### INPUT RECORDS
——————————

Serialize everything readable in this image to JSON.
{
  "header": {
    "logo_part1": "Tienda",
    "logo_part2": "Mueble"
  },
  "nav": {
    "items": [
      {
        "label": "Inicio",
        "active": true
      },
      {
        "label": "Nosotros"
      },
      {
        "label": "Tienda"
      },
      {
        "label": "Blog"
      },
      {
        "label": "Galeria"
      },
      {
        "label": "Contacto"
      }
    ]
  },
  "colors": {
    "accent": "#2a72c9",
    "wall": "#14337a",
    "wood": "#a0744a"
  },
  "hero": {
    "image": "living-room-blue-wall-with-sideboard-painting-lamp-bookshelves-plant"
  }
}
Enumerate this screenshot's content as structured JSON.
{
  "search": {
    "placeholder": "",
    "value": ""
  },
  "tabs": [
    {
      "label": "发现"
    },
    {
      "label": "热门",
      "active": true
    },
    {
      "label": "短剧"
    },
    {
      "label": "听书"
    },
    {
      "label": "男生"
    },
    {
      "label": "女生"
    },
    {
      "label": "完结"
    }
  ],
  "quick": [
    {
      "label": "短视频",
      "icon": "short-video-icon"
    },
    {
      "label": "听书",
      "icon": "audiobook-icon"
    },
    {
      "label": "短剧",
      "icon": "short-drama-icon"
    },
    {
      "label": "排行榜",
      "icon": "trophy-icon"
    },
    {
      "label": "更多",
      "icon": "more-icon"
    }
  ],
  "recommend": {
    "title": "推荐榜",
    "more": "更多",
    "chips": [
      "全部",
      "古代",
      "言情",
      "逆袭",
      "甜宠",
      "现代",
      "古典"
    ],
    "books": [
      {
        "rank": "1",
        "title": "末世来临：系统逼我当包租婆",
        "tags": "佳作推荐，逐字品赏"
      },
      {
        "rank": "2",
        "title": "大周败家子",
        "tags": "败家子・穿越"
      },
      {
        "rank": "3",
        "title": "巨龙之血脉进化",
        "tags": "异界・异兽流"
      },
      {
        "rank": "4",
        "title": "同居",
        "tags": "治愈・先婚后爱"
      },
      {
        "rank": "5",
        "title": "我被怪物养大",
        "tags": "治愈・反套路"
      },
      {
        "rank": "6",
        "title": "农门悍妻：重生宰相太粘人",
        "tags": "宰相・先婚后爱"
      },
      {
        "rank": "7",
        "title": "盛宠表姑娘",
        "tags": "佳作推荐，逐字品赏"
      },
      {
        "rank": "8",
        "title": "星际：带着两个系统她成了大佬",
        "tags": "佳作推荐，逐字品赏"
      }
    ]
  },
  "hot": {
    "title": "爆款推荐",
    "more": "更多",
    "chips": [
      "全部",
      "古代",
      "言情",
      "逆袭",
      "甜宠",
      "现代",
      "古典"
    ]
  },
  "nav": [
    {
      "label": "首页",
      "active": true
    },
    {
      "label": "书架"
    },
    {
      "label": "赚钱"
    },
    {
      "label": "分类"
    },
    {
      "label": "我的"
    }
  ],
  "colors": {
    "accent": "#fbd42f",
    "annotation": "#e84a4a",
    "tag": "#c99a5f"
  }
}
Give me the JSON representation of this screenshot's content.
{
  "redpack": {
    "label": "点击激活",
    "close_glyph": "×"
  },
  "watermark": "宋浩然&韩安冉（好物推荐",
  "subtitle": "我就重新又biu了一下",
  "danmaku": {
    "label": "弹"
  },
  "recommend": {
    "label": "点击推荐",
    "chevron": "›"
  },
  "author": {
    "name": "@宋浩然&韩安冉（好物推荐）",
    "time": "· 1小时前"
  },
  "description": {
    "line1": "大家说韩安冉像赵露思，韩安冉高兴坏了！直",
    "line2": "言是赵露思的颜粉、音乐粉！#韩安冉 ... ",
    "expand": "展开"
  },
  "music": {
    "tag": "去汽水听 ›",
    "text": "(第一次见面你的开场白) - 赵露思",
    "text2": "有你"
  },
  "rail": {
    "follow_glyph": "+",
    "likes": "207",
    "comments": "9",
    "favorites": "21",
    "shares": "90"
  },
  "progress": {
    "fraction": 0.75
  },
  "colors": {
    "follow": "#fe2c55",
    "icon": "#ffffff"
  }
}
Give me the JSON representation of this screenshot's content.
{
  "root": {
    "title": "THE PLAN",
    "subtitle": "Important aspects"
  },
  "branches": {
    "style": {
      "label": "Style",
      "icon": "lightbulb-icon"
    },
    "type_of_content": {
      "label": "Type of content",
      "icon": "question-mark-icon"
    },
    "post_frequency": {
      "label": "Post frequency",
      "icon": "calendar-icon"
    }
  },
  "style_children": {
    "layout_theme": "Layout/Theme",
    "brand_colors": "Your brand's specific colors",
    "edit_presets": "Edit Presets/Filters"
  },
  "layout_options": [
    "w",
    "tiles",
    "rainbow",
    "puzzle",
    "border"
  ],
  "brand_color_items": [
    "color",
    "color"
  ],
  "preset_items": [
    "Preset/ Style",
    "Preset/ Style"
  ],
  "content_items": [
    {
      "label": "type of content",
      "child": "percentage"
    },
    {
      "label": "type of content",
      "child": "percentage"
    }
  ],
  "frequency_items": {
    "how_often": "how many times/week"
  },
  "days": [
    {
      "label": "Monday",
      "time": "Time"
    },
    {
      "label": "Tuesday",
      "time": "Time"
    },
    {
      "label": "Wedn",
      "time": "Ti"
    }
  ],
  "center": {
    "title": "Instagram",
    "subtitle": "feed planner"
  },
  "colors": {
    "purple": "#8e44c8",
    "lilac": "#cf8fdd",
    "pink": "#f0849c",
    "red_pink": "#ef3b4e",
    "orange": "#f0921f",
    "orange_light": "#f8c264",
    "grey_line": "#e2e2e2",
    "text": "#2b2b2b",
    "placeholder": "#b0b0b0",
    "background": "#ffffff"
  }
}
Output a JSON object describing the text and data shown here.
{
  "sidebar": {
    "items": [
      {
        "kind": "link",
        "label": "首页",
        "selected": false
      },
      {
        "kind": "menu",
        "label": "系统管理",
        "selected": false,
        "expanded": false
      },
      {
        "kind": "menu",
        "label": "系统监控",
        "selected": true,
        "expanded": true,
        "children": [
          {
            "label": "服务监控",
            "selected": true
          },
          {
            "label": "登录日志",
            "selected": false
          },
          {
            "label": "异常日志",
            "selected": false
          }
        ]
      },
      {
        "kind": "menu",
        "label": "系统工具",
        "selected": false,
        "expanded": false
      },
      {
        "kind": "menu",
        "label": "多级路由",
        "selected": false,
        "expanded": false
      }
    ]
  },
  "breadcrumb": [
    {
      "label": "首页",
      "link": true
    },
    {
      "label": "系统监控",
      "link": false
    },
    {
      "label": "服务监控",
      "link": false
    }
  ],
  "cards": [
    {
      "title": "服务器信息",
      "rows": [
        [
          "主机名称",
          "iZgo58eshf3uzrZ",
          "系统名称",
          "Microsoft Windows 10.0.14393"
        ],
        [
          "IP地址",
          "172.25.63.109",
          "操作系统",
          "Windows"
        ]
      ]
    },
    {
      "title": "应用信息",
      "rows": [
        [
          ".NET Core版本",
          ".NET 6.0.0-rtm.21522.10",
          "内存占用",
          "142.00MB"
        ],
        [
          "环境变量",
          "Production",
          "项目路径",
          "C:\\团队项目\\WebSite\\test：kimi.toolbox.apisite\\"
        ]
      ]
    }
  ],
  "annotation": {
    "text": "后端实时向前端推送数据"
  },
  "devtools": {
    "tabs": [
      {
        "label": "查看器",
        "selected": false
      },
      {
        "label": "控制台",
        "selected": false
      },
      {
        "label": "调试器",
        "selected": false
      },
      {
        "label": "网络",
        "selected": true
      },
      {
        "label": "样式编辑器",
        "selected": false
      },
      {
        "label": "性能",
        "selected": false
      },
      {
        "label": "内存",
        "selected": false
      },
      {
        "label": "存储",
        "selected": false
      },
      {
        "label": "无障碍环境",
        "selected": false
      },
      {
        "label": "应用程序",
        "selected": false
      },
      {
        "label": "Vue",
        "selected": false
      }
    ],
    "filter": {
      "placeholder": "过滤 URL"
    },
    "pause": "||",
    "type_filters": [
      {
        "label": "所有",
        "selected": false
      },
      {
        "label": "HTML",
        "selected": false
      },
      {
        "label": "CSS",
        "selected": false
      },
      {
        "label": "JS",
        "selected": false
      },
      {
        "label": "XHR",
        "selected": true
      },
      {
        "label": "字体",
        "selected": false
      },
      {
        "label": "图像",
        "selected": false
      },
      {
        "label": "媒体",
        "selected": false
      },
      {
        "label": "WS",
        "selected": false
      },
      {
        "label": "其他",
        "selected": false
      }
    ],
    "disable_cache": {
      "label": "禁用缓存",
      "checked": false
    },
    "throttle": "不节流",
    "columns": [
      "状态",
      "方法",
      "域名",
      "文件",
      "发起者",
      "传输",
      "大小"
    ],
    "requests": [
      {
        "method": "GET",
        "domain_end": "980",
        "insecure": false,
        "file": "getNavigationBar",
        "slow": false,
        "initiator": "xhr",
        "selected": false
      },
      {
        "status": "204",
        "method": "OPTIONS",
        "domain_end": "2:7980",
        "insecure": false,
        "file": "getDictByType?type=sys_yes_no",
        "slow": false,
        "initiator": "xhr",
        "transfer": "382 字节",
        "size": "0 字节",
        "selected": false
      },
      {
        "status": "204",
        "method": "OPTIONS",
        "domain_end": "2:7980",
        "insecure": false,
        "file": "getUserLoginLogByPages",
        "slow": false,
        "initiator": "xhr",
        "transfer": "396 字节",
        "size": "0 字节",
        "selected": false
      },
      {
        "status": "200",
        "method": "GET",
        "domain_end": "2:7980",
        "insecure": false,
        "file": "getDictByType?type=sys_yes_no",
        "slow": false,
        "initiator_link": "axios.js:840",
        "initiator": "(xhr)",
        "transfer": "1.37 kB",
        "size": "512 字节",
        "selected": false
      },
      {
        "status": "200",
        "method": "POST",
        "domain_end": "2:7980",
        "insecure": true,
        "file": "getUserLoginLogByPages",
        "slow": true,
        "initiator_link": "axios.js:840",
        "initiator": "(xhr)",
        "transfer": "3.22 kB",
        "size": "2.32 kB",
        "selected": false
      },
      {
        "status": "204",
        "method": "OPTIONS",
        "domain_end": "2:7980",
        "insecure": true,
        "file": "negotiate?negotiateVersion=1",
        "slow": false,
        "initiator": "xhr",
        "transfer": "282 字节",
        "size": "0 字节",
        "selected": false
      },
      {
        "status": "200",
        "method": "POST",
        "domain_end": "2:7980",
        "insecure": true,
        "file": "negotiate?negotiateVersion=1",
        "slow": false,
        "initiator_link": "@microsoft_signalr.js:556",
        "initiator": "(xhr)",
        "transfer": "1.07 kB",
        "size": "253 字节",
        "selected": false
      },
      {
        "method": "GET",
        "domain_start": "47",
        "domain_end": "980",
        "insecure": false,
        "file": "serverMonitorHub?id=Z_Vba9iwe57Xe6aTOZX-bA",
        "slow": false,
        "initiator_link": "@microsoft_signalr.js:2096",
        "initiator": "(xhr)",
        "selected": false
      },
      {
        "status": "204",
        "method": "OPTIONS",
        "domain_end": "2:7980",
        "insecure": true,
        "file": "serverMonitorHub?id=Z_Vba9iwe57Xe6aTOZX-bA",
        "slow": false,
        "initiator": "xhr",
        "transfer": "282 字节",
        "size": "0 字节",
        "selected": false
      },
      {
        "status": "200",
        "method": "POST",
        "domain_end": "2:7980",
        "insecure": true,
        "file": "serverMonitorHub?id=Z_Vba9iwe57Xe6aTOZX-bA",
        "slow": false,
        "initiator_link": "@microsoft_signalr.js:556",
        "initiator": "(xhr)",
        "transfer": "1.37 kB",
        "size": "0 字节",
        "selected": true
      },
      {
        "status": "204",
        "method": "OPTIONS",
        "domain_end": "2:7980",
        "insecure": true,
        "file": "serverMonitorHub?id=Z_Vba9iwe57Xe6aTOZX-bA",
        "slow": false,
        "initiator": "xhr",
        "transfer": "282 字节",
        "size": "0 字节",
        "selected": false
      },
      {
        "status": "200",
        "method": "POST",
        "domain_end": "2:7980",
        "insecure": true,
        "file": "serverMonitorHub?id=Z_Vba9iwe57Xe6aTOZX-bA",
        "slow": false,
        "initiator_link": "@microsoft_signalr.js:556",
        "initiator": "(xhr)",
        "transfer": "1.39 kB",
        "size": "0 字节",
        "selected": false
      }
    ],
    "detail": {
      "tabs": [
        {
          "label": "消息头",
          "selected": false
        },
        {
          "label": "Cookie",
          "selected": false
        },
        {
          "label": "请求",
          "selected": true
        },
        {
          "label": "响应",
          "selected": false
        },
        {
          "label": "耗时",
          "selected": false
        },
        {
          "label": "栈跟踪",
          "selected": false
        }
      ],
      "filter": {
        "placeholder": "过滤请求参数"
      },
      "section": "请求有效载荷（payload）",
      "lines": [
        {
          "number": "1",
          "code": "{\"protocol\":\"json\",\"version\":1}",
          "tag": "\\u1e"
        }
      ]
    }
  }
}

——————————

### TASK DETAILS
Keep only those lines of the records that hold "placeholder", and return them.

### RESULT BELOW
    "placeholder": "",
    "placeholder": "#b0b0b0",
      "placeholder": "过滤 URL"
        "placeholder": "过滤请求参数"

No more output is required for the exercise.